Senior requirement For senior essay—2 terms of senior-level seminars, or 2 terms of senior essay (FILM 491, 492), or 1 term of each; for senior project—2 terms of senior project in FILM 455, 456, or 483, 484, and either FILM 493 or 494, for a total of 13 term courses; or 2 terms of senior project in FILM 487, 488; or 2 terms of senior project in FILM 493, 494 with approved petition
Intensive major Both senior project in production and senior essay
Film and Media Studies is an interdisciplinary liberal arts program that focuses on the history, theory, criticism, and artistic creation of cinema and other moving-image media. Courses examine cinema’s role as a unique art form that now spans three centuries, as well as the contributions of moving-image media as practices of enduring cultural and social significance. Film and Media Studies aims to develop critical and creative minds that can astutely view, analyze, and conceptually think about cinema within history and society. Majors complete required courses that introduce the breadth of film studies. They also pursue a concentration of courses in film studies or production leading up to the senior essay or project, which can include a film or a screenplay.
Students interested in the major usually begin with FILM 150, which is a prerequisite for most production seminars and many critical studies courses. This survey of major films and methods of analysis should be taken during the first year or sophomore year. Majors must also take FILM 160, FILM 320, one course in a non-American national cinema, one course in critical studies, and a course in production.
As an interdisciplinary program, Film and Media Studies shares courses with a dozen programs and departments ranging from Art and Anthropology to Slavic Languages and Literatures and American Studies. Regardless of the departments from which the courses originate, students work closely with a dedicated group of faculty and with each other.
Beyond the classroom, Yale has a vibrant film culture. The archives of the Film Studies Center house over 20,000 motion pictures on DVD, VHS, and celluloid, which are available for study and classroom use. Rare and new films are frequently screened at the Whitney Humanities Center and other venues, sometimes accompanied by a discussion with the filmmaker. Production students can take advantage of the Center for Collaborative Arts and Media (CCAM) or study in Prague at the Czech National Film School (FAMU). The department also regularly helps majors find internships and provides opportunities to network with alumni.
FACULTY ASSOCIATED WITH THE PROGRAM OF FILM AND MEDIA STUDIES
Professors *Dudley Andrew (Comparative Literature, Film & Media Studies, Emeritus), *Francesco Casetti (Humanities, Film & Media Studies), *Katerina Clark (Comparative Literature, Slavic Languages and Literatures), *Aaron Gerow (East Asian Languages and Literatures, Film & Media Studies), *John MacKay (Film & Media Studies, Slavic Languages and Literatures), *Millicent Marcus (Italian), *Charles Musser (American Studies, Film & Media Studies), Fatima Naqvi (German), *John Durham Peters (English, Film & Media Studies), *Katie Trumpener (Comparative Literature, English), Laura Wexler (American Studies, Women's, Gender, and Sexuality Studies)
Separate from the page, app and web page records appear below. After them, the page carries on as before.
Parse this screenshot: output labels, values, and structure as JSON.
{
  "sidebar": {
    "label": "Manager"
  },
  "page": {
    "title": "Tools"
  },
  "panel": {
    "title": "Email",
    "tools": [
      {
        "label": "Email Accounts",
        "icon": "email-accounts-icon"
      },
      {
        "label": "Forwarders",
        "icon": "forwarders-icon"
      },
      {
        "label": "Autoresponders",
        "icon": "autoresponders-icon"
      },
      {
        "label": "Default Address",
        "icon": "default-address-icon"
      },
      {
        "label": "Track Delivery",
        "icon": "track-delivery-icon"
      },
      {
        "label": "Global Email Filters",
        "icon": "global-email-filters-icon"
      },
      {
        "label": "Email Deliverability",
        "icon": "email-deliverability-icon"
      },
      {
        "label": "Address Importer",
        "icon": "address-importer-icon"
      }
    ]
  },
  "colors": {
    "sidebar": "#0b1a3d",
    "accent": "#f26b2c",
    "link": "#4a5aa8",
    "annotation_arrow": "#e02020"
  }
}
Associate Professors Marta Figlerowicz (Comparative Literature, English), Moira Fradinger (Comparative Literature), Zareena Grewal (Ethnicity, Race, & Migration), Brian Kane (Music), *R. John Williams (English)
Assistant Professor Marijeta Bozovic (Slavic Languages and Literatures, Film & Media Studies, Women's, Gender, and Sexuality Studies)
Senior Lecturer Marc Lapadula (Film & Media Studies)
Lecturers Jonathan Andrews (Art, Film & Media Studies), Oksana Chefranova (Film & Media Studies), Nicholas Forester (Film & Media Studies), Thomas Allen Harris (African American Studies, Film & Media Studies), Camille Thomasson (Film & Media Studies)
Senior Lectors Krystyna Illakowicz (Slavic Languages and Literatures), Karen von Kunes (Slavic Languages and Literatures)
*Member of the Film and Media Studies Advisory Committee.